Where does the string "step" appear? Copy every line of the entries below that holds it.

EXTRACTED ENTRIES:
Start of Block

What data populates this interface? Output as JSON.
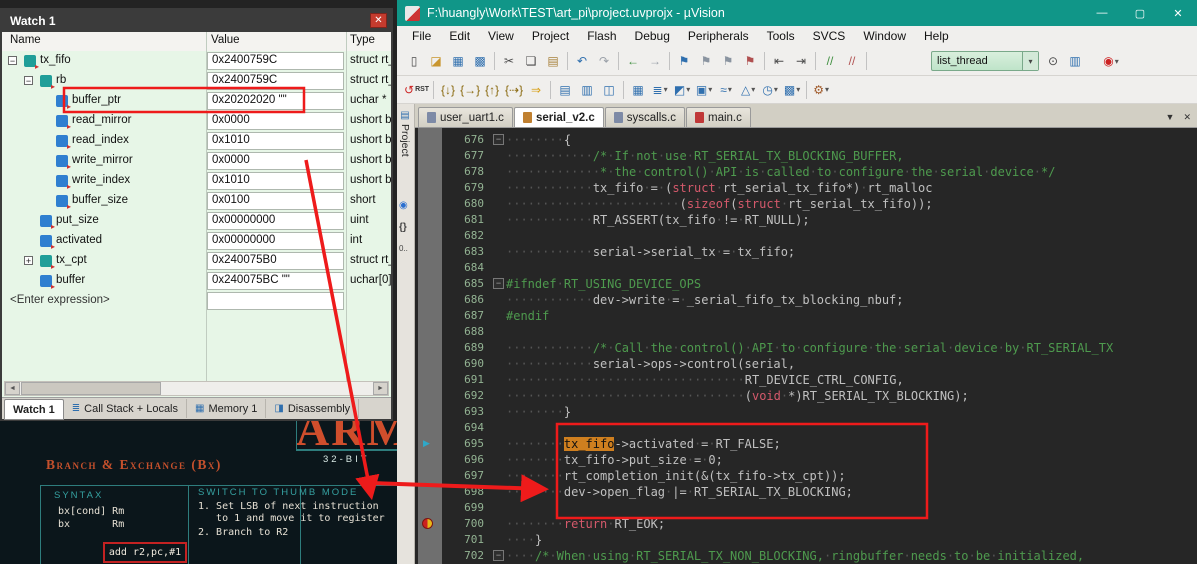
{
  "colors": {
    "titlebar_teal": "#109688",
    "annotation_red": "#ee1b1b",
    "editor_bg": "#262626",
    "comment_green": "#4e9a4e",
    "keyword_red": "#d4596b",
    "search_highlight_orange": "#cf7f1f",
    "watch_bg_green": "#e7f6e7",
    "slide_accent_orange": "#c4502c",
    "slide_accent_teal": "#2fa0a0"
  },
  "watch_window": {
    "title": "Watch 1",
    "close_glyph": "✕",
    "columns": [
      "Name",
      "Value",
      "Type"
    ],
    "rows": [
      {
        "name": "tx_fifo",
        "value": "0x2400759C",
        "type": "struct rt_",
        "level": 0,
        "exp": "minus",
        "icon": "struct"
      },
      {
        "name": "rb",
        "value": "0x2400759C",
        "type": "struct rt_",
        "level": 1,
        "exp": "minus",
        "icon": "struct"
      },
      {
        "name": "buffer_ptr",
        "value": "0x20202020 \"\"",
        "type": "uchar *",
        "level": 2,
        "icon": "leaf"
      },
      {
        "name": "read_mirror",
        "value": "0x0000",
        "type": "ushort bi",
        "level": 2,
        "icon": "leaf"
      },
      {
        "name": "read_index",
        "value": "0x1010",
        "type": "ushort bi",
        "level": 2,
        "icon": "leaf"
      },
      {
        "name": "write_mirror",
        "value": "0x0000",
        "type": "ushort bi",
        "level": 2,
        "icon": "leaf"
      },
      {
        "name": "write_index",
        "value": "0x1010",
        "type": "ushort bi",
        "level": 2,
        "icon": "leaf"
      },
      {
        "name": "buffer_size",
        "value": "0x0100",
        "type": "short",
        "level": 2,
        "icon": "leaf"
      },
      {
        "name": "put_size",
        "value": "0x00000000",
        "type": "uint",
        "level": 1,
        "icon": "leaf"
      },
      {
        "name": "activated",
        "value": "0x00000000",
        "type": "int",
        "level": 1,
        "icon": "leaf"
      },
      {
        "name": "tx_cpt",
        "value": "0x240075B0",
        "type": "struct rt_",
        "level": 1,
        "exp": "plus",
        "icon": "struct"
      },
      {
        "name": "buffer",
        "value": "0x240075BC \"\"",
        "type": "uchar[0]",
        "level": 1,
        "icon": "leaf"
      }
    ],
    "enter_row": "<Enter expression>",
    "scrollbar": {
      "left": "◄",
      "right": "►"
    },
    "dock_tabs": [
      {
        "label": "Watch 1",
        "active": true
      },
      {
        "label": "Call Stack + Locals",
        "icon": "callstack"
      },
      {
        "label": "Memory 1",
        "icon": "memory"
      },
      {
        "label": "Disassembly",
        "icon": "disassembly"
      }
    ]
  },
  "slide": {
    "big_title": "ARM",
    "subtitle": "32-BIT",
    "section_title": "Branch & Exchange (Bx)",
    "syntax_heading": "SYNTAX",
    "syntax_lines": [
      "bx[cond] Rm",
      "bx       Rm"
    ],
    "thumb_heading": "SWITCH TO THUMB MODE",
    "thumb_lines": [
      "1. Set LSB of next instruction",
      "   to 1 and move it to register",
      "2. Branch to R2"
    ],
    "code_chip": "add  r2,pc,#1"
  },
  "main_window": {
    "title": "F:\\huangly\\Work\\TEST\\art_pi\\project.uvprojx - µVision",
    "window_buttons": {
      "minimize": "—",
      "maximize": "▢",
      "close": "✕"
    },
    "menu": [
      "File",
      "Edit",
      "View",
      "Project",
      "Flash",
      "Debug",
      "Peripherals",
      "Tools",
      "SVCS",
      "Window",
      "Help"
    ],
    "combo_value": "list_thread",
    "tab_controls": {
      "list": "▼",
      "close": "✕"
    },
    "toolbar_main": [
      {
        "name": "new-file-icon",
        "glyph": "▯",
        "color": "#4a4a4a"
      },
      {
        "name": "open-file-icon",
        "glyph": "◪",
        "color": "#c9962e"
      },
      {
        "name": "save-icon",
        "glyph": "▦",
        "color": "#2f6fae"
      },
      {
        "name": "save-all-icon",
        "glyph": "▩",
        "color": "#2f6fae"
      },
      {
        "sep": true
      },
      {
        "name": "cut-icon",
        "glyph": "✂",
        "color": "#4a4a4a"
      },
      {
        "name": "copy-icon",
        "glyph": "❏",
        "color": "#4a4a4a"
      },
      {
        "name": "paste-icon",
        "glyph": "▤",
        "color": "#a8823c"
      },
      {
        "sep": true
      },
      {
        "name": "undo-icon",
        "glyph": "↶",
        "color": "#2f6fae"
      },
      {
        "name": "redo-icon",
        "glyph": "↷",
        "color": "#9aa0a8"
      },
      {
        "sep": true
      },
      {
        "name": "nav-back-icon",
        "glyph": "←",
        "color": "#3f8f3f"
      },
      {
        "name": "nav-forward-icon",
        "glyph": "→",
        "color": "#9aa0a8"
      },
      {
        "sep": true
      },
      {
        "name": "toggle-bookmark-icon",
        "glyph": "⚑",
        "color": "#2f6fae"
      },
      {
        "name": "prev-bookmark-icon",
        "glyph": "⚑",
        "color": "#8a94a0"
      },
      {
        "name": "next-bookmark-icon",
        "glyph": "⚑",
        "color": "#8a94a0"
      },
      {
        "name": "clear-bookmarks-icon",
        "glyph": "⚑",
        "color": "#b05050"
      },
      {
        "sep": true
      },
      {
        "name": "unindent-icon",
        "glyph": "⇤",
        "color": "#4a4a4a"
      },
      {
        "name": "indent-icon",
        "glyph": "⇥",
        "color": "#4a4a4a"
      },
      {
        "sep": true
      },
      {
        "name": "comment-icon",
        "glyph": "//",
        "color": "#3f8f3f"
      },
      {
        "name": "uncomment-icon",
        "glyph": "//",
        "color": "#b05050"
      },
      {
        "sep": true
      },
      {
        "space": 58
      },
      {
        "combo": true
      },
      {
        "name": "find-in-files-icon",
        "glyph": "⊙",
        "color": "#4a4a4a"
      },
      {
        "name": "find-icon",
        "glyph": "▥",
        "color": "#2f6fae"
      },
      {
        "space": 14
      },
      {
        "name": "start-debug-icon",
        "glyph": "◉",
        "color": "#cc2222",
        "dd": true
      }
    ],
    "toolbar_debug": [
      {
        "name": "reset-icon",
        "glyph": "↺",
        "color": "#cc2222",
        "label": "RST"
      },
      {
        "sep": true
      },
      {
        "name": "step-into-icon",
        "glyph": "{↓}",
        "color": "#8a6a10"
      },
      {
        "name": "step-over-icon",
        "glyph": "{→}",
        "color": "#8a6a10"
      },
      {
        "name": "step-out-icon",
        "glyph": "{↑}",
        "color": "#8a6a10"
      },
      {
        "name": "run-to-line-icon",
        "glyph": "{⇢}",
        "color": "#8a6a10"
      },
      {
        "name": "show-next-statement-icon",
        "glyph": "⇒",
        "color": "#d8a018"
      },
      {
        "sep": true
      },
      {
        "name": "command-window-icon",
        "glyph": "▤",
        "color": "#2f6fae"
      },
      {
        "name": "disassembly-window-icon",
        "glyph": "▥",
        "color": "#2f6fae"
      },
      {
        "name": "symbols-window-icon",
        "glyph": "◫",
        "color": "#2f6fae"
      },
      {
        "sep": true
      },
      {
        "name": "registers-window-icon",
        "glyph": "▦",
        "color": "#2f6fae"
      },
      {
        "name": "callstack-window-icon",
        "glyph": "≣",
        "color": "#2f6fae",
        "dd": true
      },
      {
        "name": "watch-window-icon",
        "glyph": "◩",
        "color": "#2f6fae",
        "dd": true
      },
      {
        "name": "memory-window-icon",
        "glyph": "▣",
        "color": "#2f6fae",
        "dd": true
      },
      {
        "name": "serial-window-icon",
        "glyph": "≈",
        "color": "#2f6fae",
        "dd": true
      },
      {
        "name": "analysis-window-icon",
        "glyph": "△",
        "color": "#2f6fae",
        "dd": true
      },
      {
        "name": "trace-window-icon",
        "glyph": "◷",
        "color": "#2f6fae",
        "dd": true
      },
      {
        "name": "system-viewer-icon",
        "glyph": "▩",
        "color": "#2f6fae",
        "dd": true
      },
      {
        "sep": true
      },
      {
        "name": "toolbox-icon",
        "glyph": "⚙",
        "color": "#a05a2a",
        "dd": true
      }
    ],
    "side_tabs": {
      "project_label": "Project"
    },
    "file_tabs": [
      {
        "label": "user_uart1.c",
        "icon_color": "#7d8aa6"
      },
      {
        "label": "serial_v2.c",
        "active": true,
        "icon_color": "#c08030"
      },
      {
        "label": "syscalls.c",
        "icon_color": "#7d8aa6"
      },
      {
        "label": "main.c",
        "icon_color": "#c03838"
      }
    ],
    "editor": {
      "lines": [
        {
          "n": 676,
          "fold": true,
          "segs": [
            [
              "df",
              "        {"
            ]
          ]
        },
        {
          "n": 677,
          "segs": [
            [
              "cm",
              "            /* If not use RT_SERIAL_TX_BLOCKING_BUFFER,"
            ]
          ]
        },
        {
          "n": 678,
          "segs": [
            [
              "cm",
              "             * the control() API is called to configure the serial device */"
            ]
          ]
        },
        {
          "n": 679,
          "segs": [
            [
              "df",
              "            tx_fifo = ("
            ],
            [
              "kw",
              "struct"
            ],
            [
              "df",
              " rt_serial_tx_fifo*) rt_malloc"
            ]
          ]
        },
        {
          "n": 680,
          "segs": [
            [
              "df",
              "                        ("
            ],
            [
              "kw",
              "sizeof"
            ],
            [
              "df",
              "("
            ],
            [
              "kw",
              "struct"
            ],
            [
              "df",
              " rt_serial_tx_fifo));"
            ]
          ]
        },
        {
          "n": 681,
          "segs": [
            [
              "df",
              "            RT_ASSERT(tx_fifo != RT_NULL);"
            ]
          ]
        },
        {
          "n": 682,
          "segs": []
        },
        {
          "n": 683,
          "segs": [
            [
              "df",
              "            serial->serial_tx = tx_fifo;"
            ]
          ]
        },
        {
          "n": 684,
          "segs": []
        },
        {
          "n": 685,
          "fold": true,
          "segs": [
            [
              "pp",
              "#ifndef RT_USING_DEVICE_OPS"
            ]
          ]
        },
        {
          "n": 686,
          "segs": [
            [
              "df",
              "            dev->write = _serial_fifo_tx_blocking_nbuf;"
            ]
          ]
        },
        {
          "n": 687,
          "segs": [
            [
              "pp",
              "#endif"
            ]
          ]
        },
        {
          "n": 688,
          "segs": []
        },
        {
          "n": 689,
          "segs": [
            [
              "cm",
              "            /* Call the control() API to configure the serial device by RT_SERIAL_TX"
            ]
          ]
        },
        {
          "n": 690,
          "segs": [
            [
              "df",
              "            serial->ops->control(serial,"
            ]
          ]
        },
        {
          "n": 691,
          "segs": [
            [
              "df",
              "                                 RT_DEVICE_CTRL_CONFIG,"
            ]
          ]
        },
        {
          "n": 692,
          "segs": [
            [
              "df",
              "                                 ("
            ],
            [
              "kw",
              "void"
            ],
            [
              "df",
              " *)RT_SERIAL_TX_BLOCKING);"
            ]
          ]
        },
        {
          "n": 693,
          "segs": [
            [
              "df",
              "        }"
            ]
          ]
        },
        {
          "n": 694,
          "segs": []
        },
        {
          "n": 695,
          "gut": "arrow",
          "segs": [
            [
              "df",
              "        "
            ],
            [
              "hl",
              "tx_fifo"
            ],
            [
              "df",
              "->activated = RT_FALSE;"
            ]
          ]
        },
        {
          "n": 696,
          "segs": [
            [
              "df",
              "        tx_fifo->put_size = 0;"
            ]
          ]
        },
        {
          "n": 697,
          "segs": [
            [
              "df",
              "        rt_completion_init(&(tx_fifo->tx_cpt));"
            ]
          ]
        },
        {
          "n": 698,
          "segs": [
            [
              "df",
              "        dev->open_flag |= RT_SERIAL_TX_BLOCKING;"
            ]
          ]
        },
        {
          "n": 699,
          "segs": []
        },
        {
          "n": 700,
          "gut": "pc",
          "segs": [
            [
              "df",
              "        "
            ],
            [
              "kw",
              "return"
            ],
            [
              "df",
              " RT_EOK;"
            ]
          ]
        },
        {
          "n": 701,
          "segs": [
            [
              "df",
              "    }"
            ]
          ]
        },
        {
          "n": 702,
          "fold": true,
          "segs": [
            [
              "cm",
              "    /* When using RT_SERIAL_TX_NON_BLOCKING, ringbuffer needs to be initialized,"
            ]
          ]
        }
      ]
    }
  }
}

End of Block

RESPONSE:
        "name": "step-into-icon",
        "name": "step-over-icon",
        "name": "step-out-icon",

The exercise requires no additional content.